Researchers at Oregon State University (OSU) have found a way to turn the tables on cancer cells in the oxygen-poor areas of solid tumors using a "prodrug" loaded into nanostructured platforms.
Carcinomas that affect the breast, lung, prostate and colon are among the solid-tumor cancers, as are malignancies in the lymphatic system, known as lymphomas, and the much less common sarcomas that arise in connective tissue.
The solid masses often contain hypoxic regions, where the concentration of oxygen in the tissue is low.
Hypoxic cancer cells grow slowly, making them less susceptible to the drugs prescribed to kill or damage them, and to standard chemotherapy and radiation treatment.
"One of the hallmarks of these solid tumors is their hypoxic regions," said Adam Alani of the OSU College of Pharmacy and lead author of a study published in the Journal of Controlled Release. "One reason these cancers become very aggressive is the development of this hypoxia."
The tumor model chosen by the researchers was lung cancer, which is known to have a very strong hypoxia association.
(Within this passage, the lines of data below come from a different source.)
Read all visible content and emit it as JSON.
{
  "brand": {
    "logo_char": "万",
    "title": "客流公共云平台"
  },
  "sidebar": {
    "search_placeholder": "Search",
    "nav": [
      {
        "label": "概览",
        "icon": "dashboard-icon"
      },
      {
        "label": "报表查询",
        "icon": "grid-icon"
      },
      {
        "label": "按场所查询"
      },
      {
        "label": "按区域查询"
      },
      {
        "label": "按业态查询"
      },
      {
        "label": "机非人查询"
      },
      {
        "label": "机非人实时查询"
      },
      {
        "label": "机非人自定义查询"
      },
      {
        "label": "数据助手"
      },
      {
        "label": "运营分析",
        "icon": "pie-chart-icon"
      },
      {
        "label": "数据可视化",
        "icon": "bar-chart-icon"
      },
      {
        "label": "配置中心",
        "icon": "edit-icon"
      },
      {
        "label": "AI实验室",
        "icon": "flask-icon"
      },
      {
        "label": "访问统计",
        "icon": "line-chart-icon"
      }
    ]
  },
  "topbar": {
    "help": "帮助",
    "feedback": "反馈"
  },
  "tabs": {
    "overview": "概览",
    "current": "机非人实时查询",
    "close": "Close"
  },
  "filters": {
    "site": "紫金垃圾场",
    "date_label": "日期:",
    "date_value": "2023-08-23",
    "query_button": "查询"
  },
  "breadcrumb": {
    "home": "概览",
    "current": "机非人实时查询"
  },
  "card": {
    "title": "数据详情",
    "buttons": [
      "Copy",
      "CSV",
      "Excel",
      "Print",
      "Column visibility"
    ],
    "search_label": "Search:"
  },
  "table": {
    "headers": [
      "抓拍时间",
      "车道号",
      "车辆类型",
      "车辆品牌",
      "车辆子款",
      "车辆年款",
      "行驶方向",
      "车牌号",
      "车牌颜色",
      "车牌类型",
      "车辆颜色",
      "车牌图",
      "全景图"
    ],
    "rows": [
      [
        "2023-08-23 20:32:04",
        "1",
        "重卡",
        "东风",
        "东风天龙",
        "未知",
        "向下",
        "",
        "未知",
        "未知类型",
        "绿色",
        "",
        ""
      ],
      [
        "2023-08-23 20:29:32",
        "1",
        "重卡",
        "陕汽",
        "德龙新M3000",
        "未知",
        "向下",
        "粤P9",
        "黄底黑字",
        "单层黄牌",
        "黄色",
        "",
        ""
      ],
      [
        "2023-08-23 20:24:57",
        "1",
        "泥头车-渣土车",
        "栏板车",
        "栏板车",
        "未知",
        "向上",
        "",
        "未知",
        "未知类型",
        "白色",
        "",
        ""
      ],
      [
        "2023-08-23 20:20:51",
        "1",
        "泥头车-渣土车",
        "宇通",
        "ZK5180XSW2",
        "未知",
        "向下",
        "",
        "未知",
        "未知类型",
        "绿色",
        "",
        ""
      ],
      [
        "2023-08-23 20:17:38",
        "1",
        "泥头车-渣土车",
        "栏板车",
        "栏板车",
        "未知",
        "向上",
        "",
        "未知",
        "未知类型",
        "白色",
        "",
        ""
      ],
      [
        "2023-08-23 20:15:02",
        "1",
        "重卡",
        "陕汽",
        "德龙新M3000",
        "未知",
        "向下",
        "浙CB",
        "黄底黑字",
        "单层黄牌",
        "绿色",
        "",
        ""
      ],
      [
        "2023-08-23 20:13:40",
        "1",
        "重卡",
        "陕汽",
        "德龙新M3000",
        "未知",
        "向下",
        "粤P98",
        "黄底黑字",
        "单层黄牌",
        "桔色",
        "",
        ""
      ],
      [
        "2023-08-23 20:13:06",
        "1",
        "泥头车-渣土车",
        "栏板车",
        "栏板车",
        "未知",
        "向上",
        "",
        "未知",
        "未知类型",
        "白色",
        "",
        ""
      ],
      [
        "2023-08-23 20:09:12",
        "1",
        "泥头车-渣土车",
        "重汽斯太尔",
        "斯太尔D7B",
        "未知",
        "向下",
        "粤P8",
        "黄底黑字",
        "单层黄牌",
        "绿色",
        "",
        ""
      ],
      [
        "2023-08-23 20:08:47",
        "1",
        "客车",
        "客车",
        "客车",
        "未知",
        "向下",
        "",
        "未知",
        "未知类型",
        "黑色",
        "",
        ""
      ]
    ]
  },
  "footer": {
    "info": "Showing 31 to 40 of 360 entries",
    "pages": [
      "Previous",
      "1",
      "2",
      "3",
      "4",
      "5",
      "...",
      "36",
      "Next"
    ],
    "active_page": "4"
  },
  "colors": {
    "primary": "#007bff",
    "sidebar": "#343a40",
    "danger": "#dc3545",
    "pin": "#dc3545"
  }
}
A prodrug is a pharmacologically inactive compound that the body metabolizes into an active drug, in the OSU case the cancer drug vinblastine-N-oxide provided by research partners at Cascade Prodrug Inc. of Eugene, Oregon.
The OSU researchers developed two different lipid-based platform formulations known as liposomes to carry the prodrug to the tumor's hypoxic regions.
There, the lack of oxygen triggers its metabolic conversion to vinblastine.
In both formulations, one with polyethylene glycol on its surface and the other without, the prodrug proved both safe and much more effective against non-small cell lung cancer than when it was delivered without a liposome.
And by itself, vinblastine-N-oxide had shown less than optimal efficacy in testing by Cascade Prodrug because of how fast the body clears it from the system, as it has a half-life of less than half an hour.
But the liposomes, both the "pegylated" one containing polyethylene glycol and the non-pegylated one, increased the half-life dramatically: to 9.5 and 5.5 hours, respectively.
The research began with laboratory cultures and progressed to safety and efficacy testing in animals.
"We made sure the nanostructure platform worked properly against lung cancer in vitro, then looked at the safety of the formulation in healthy mice and looked at the maximum tolerated dose -- the biggest dose you can use without producing side effects," Alani said. "Then we determined how long the nano carriers could keep the drug in the blood compared to the drug without the nanostructures."
Without any liposome, the drug showed some tumor suppression, but the mice that had received the drug alone had to be euthanized after 70 days because of tumors that were no longer being controlled.
Mice that had received the drug with one of the liposomes were healthy and tumor-free for the nearly 100-day run of the experiment.
"The nano carriers performed much better than the prodrug itself," Alani was quoted as saying in a news release. "We were able to literally cure the tumor."